Edited by Timothy R. Pauketat and Thomas E. Edison
“This is an excellent volume. It is well organized and edited, and the individual contributions provide lots of data and provocative ideas. The book will serve as an important springboard for future research on Cahokian social history.”—American Anthropologist
“…The contributors have written provocative and, for the most part, accessible essays that are both refreshing in their propositions and important in their conclusions.”—Journal of Southern History

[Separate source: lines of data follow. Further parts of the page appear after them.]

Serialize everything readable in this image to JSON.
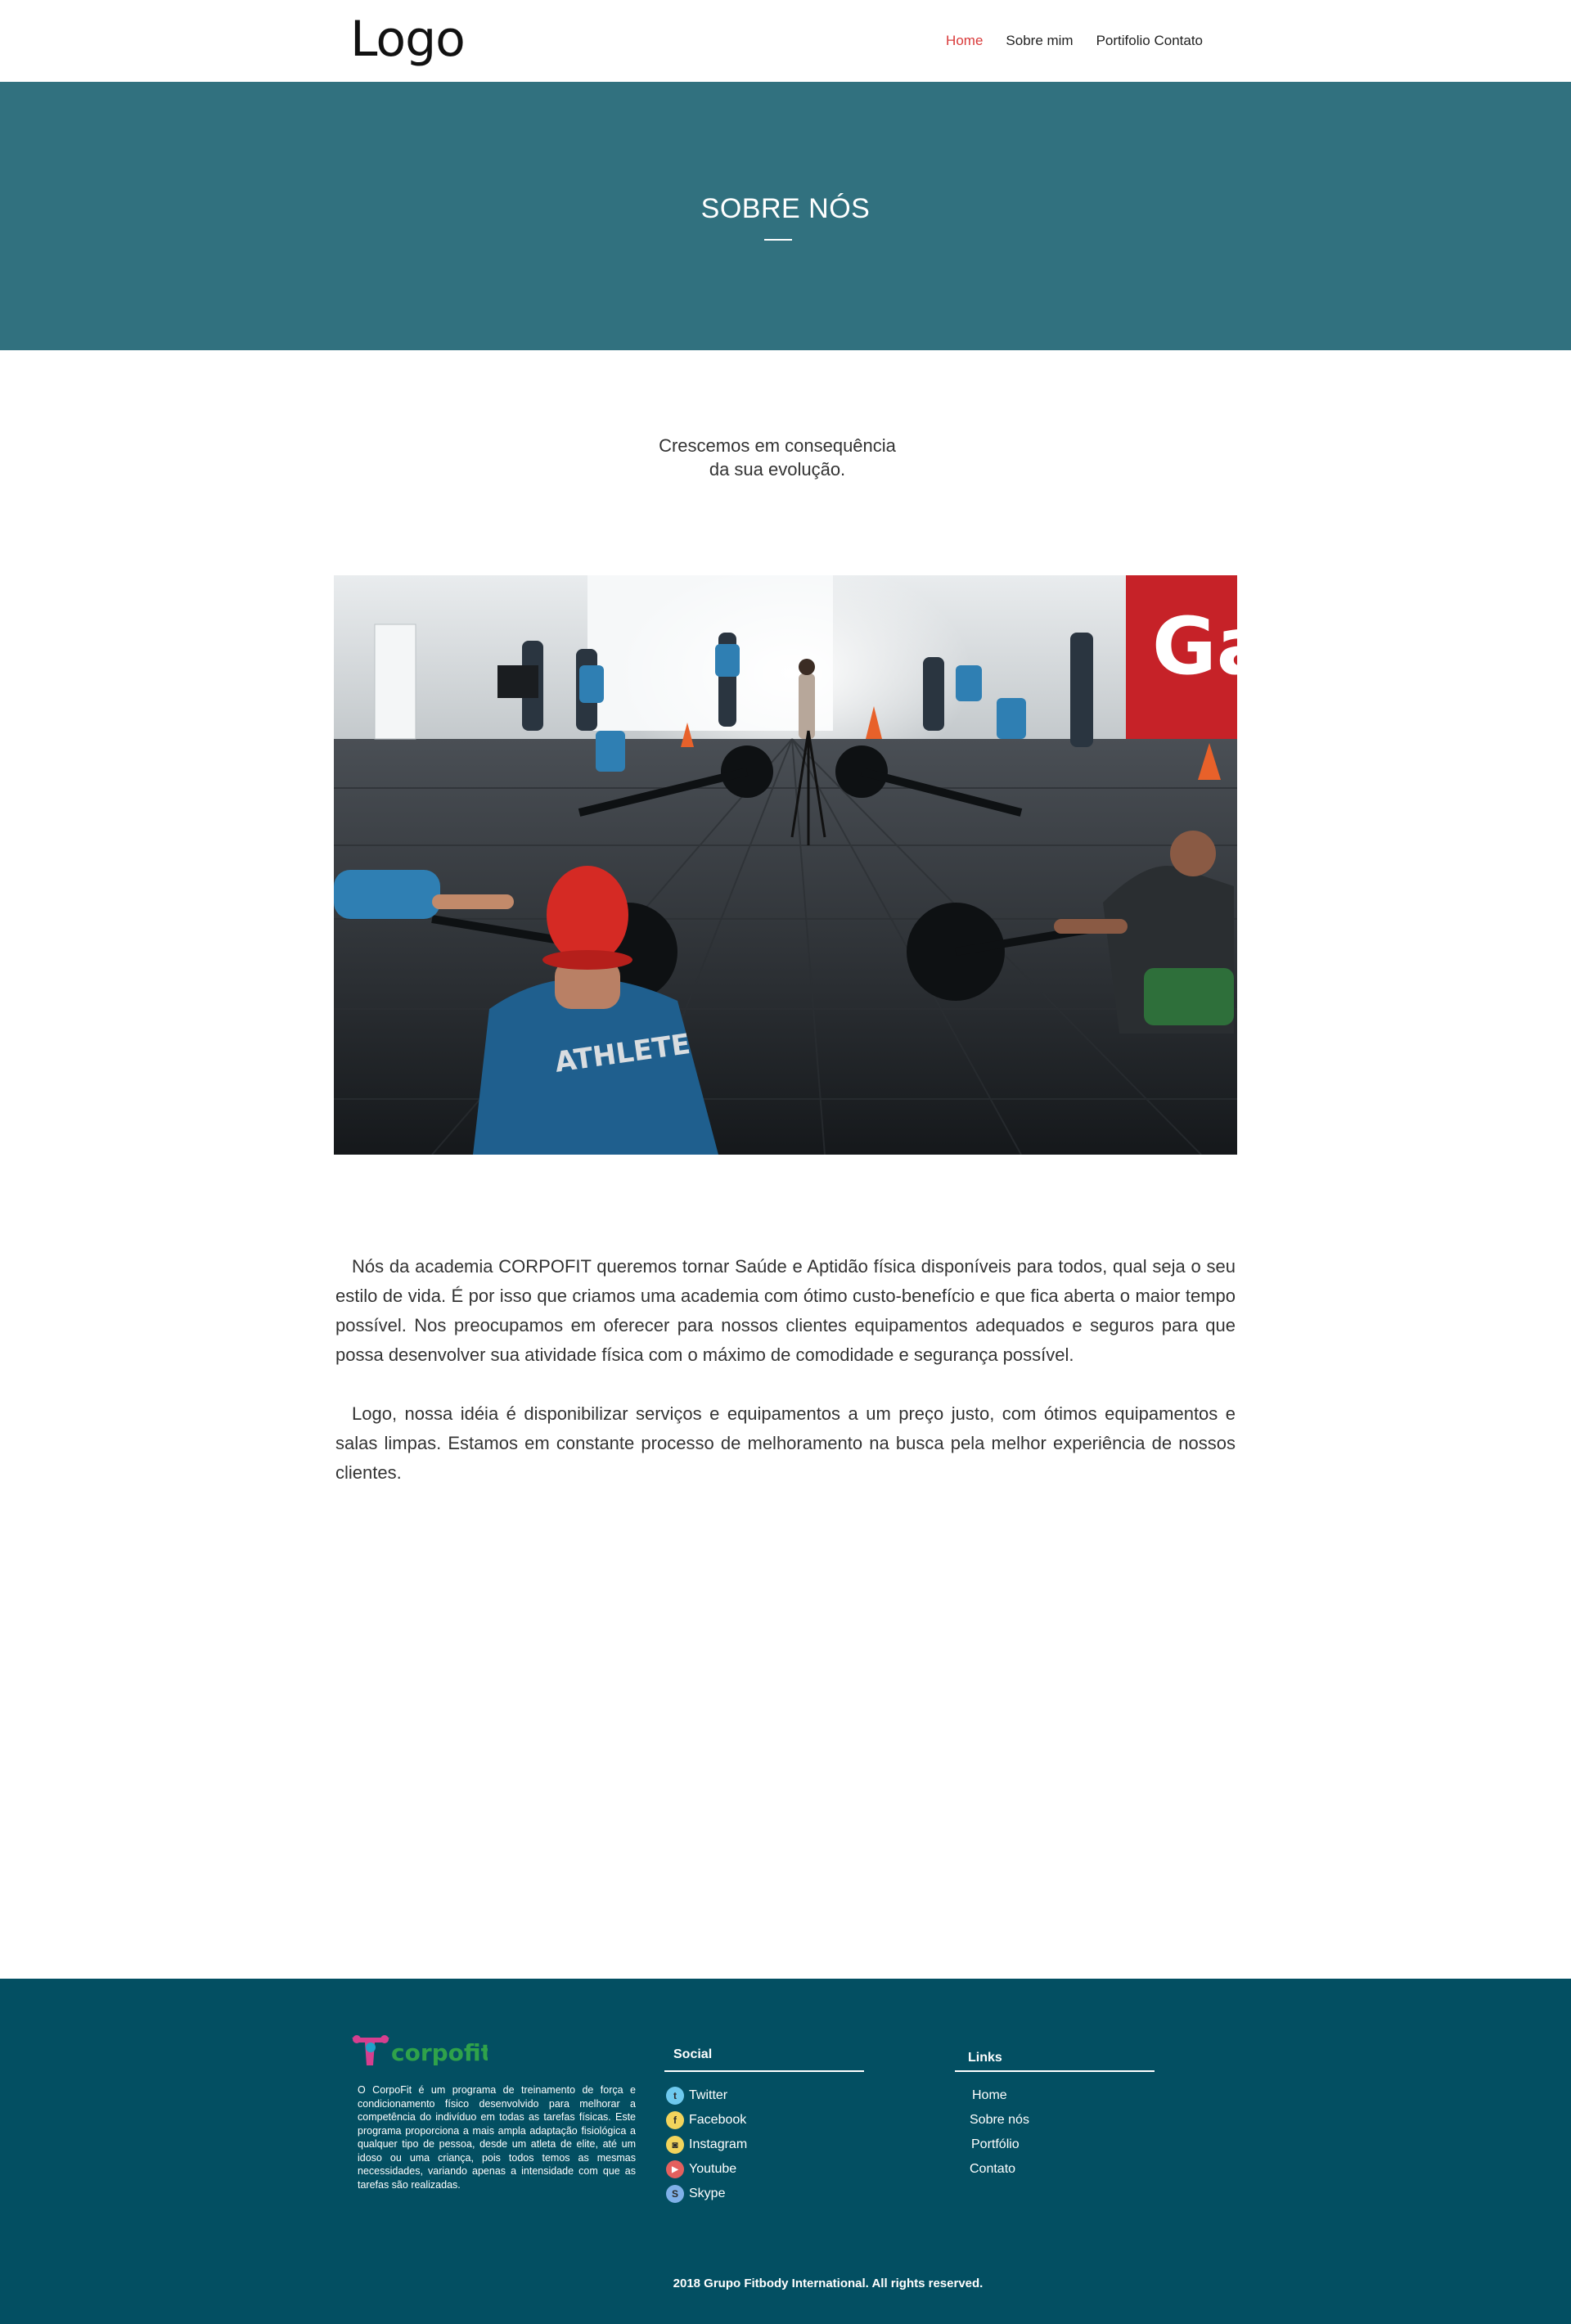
{
  "header": {
    "logo": "Logo",
    "nav": [
      "Home",
      "Sobre mim",
      "Portifolio Contato"
    ]
  },
  "hero": {
    "title": "SOBRE NÓS"
  },
  "tagline": {
    "line1": "Crescemos em consequência",
    "line2": "da sua evolução."
  },
  "photo": {
    "shirt_text": "ATHLETE",
    "wall_text": "Ga"
  },
  "body": {
    "p1": "Nós da academia CORPOFIT queremos tornar Saúde e Aptidão física disponíveis para todos, qual seja o seu estilo de vida. É por isso que criamos uma academia com ótimo custo-benefício e que fica aberta o maior tempo possível.  Nos preocupamos em oferecer para nossos clientes equipamentos adequados e seguros para que possa desenvolver sua atividade física com o máximo de comodidade e segurança possível.",
    "p2": "Logo, nossa idéia é disponibilizar serviços e equipamentos a um preço justo, com ótimos equipamentos e salas limpas. Estamos em constante processo de melhoramento na busca pela melhor experiência de nossos clientes."
  },
  "footer": {
    "brand": "corpofit",
    "about": "O CorpoFit é um programa de treinamento de força e condicionamento físico desenvolvido para melhorar a competência do indivíduo em todas as tarefas físicas. Este programa proporciona a mais ampla adaptação fisiológica a qualquer tipo de pessoa, desde um atleta de elite, até um idoso ou uma criança, pois todos temos as mesmas necessidades, variando apenas a intensidade com que as tarefas são realizadas.",
    "social_title": "Social",
    "social": [
      {
        "label": "Twitter",
        "icon": "twitter-icon",
        "glyph": "t",
        "color": "#6ec9ee"
      },
      {
        "label": "Facebook",
        "icon": "facebook-icon",
        "glyph": "f",
        "color": "#f2d45c"
      },
      {
        "label": "Instagram",
        "icon": "instagram-icon",
        "glyph": "◙",
        "color": "#f2d45c"
      },
      {
        "label": "Youtube",
        "icon": "youtube-icon",
        "glyph": "▶",
        "color": "#e4605e"
      },
      {
        "label": "Skype",
        "icon": "skype-icon",
        "glyph": "S",
        "color": "#7fb0e8"
      }
    ],
    "links_title": "Links",
    "links": [
      "Home",
      "Sobre nós",
      "Portfólio",
      "Contato"
    ],
    "copyright": "2018 Grupo Fitbody International. All rights reserved."
  },
  "colors": {
    "hero": "#31717f",
    "footer": "#034f62",
    "nav_active": "#d93a3a"
  }
}
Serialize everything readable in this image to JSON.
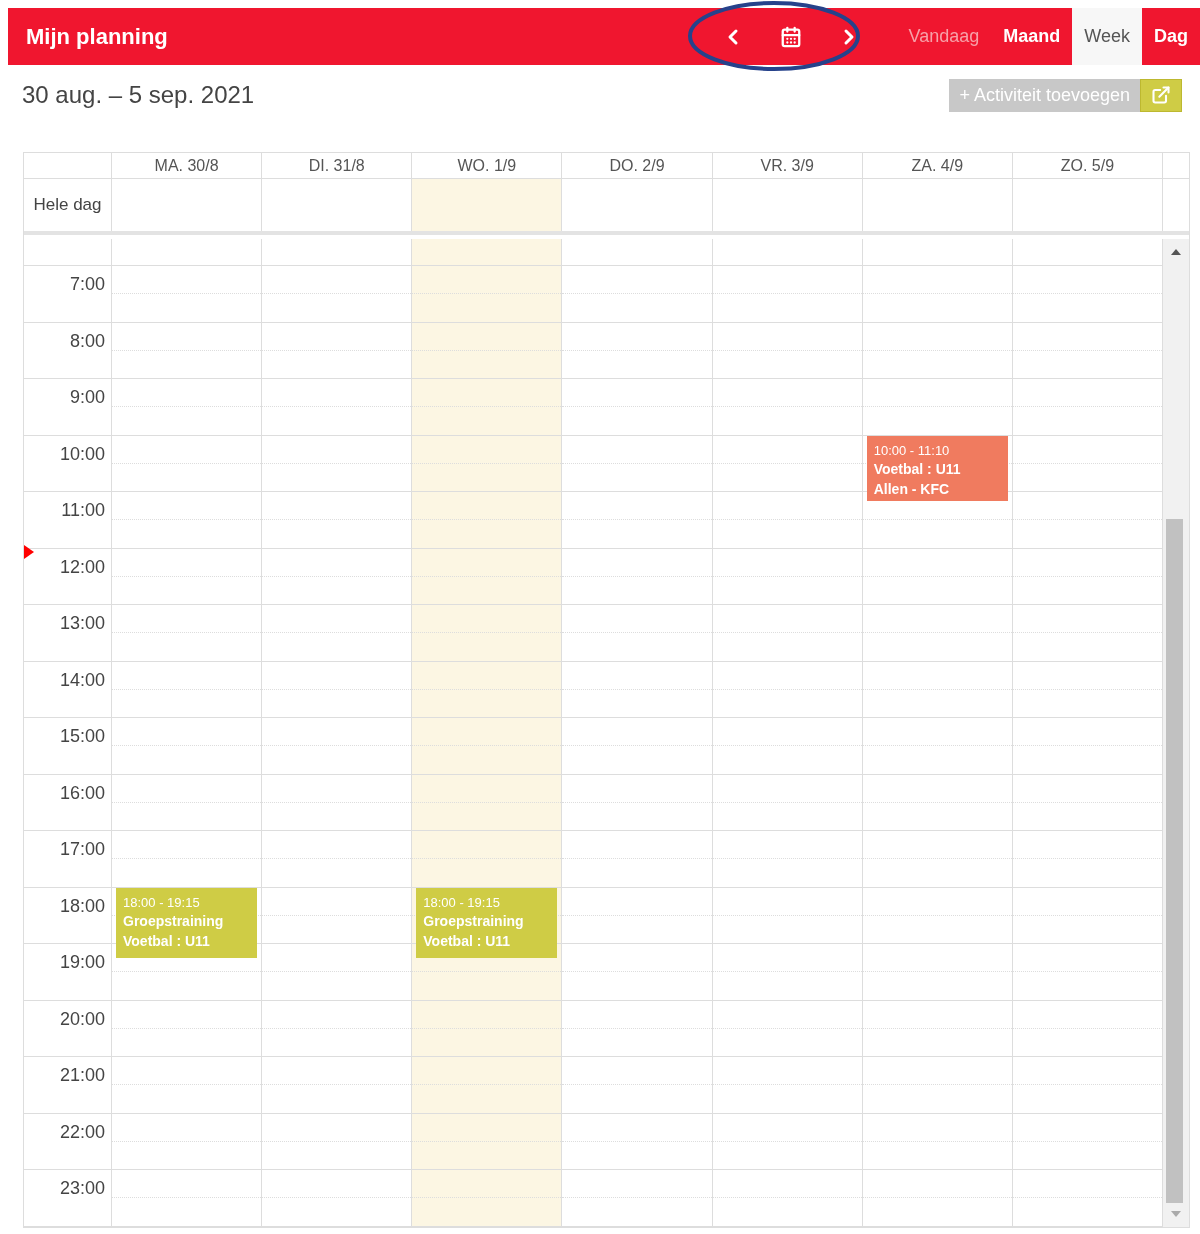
{
  "header": {
    "title": "Mijn planning",
    "today_button": {
      "label": "Vandaag",
      "disabled": true
    },
    "views": [
      {
        "label": "Maand",
        "selected": false
      },
      {
        "label": "Week",
        "selected": true
      },
      {
        "label": "Dag",
        "selected": false
      }
    ]
  },
  "range": "30 aug. – 5 sep. 2021",
  "add_button": "+ Activiteit toevoegen",
  "all_day_label": "Hele dag",
  "days": [
    {
      "label": "MA. 30/8",
      "today": false,
      "events": [
        {
          "time": "18:00 - 19:15",
          "lines": [
            "Groepstraining",
            "Voetbal : U11"
          ],
          "color": "#cfcc45"
        }
      ]
    },
    {
      "label": "DI. 31/8",
      "today": false
    },
    {
      "label": "WO. 1/9",
      "today": true,
      "events": [
        {
          "time": "18:00 - 19:15",
          "lines": [
            "Groepstraining",
            "Voetbal : U11"
          ],
          "color": "#cfcc45"
        }
      ]
    },
    {
      "label": "DO. 2/9",
      "today": false
    },
    {
      "label": "VR. 3/9",
      "today": false
    },
    {
      "label": "ZA. 4/9",
      "today": false,
      "events": [
        {
          "time": "10:00 - 11:10",
          "lines": [
            "Voetbal : U11",
            "Allen - KFC"
          ],
          "color": "#f07b5f"
        }
      ]
    },
    {
      "label": "ZO. 5/9",
      "today": false
    }
  ],
  "hours": [
    "7:00",
    "8:00",
    "9:00",
    "10:00",
    "11:00",
    "12:00",
    "13:00",
    "14:00",
    "15:00",
    "16:00",
    "17:00",
    "18:00",
    "19:00",
    "20:00",
    "21:00",
    "22:00",
    "23:00"
  ]
}
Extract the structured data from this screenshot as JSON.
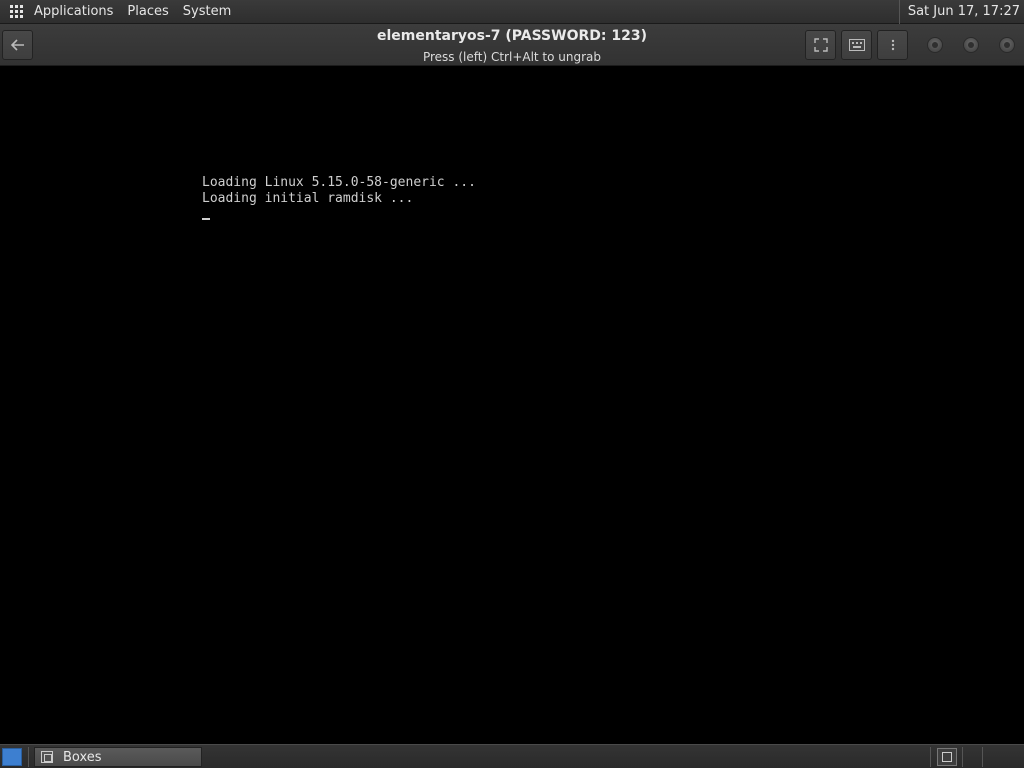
{
  "top_panel": {
    "menu": [
      "Applications",
      "Places",
      "System"
    ],
    "clock": "Sat Jun 17, 17:27"
  },
  "window": {
    "title": "elementaryos-7 (PASSWORD: 123)",
    "subtitle": "Press (left) Ctrl+Alt to ungrab",
    "buttons": {
      "back": "back-arrow-icon",
      "fullscreen": "fullscreen-icon",
      "keyboard": "keyboard-icon",
      "menu": "vertical-dots-icon"
    }
  },
  "console": {
    "lines": [
      "Loading Linux 5.15.0-58-generic ...",
      "Loading initial ramdisk ..."
    ]
  },
  "taskbar": {
    "items": [
      {
        "label": "Boxes"
      }
    ]
  },
  "colors": {
    "panel_bg": "#2e2e2e",
    "headerbar_bg": "#363636",
    "console_text": "#cfcfcf",
    "show_desktop": "#3d7fd0"
  }
}
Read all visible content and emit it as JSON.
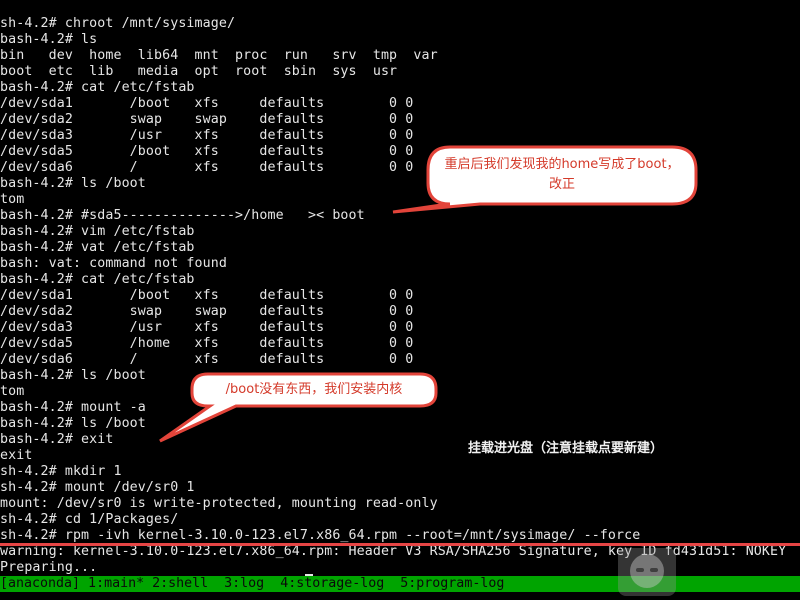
{
  "terminal": {
    "lines": [
      "sh-4.2# chroot /mnt/sysimage/",
      "bash-4.2# ls",
      "bin   dev  home  lib64  mnt  proc  run   srv  tmp  var",
      "boot  etc  lib   media  opt  root  sbin  sys  usr",
      "bash-4.2# cat /etc/fstab",
      "/dev/sda1       /boot   xfs     defaults        0 0",
      "/dev/sda2       swap    swap    defaults        0 0",
      "/dev/sda3       /usr    xfs     defaults        0 0",
      "/dev/sda5       /boot   xfs     defaults        0 0",
      "/dev/sda6       /       xfs     defaults        0 0",
      "bash-4.2# ls /boot",
      "tom",
      "bash-4.2# #sda5-------------->/home   >< boot",
      "bash-4.2# vim /etc/fstab",
      "bash-4.2# vat /etc/fstab",
      "bash: vat: command not found",
      "bash-4.2# cat /etc/fstab",
      "/dev/sda1       /boot   xfs     defaults        0 0",
      "/dev/sda2       swap    swap    defaults        0 0",
      "/dev/sda3       /usr    xfs     defaults        0 0",
      "/dev/sda5       /home   xfs     defaults        0 0",
      "/dev/sda6       /       xfs     defaults        0 0",
      "bash-4.2# ls /boot",
      "tom",
      "bash-4.2# mount -a",
      "bash-4.2# ls /boot",
      "bash-4.2# exit",
      "exit",
      "sh-4.2# mkdir 1",
      "sh-4.2# mount /dev/sr0 1",
      "mount: /dev/sr0 is write-protected, mounting read-only",
      "sh-4.2# cd 1/Packages/",
      "sh-4.2# rpm -ivh kernel-3.10.0-123.el7.x86_64.rpm --root=/mnt/sysimage/ --force",
      "warning: kernel-3.10.0-123.el7.x86_64.rpm: Header V3 RSA/SHA256 Signature, key ID fd431d51: NOKEY",
      "Preparing..."
    ]
  },
  "statusbar": {
    "text": "[anaconda] 1:main* 2:shell  3:log  4:storage-log  5:program-log"
  },
  "annotations": {
    "callout1": "重启后我们发现我的home写成了boot，改正",
    "callout2": "/boot没有东西，我们安装内核",
    "note": "挂载进光盘（注意挂载点要新建）"
  },
  "colors": {
    "background": "#000000",
    "text": "#e6e6e6",
    "statusbar": "#00a400",
    "callout_text": "#d43a2a",
    "divider": "#e64545"
  }
}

About one thousand years ago, Native Americans built hundreds of earthen platform mounds, plazas, residential areas, and other types of monuments in the vicinity of present-day St. Louis. This sprawling complex, known to archaeologists as Cahokia, was the dominant cultural, ceremonial, and trade center north of Mexico for centuries. This stimulating collection of essays casts new light on the remarkable accomplishments of Cahokia.